▸ DIRECTIONS:
For the string "title", report how many lines in the records below contain it, and nothing more.

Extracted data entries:
--- START ---
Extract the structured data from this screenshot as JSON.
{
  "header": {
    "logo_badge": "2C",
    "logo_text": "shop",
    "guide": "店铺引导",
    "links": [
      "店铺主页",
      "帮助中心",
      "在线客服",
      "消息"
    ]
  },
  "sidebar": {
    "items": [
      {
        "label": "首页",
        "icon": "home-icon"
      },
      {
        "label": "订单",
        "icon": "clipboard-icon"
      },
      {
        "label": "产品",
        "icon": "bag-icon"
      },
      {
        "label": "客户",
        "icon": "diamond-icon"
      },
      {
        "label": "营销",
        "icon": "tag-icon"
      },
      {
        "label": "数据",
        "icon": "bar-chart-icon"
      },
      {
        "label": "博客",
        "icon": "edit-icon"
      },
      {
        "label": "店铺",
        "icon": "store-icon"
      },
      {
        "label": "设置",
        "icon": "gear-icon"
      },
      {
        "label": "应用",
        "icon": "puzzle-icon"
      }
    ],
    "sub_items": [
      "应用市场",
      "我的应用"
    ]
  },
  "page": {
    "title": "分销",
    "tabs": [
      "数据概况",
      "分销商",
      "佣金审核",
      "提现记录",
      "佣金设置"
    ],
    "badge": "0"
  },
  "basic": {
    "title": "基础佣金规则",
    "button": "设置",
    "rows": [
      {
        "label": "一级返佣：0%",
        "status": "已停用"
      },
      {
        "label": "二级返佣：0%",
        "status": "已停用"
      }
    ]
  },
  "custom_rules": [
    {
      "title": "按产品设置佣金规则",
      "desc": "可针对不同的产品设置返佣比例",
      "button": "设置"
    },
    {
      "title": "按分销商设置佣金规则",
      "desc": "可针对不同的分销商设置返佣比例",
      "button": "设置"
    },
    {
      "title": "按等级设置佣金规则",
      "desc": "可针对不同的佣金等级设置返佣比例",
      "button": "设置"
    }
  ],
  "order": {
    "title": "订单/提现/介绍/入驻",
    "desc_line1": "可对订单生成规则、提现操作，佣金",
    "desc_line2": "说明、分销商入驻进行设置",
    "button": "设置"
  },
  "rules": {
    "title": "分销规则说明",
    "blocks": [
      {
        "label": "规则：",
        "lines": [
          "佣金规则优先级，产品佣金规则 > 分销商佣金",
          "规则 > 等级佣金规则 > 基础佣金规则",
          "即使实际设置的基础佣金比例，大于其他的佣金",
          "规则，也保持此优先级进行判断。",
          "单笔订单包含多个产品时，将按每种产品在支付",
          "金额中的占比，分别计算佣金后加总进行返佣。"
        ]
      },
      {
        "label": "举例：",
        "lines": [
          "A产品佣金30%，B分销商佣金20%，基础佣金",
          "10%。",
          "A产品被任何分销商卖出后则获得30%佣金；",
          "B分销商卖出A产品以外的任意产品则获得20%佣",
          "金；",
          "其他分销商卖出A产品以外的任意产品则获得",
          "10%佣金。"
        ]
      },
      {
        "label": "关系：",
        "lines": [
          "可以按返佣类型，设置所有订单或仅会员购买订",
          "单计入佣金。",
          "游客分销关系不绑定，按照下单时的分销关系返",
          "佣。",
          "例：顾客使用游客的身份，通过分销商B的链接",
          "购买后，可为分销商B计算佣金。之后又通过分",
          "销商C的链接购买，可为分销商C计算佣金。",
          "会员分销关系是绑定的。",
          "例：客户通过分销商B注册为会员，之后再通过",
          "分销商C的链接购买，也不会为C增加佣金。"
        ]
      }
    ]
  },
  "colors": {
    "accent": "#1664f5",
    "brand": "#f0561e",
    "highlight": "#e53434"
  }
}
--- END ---
▸ EXERCISE OUTPUT:
7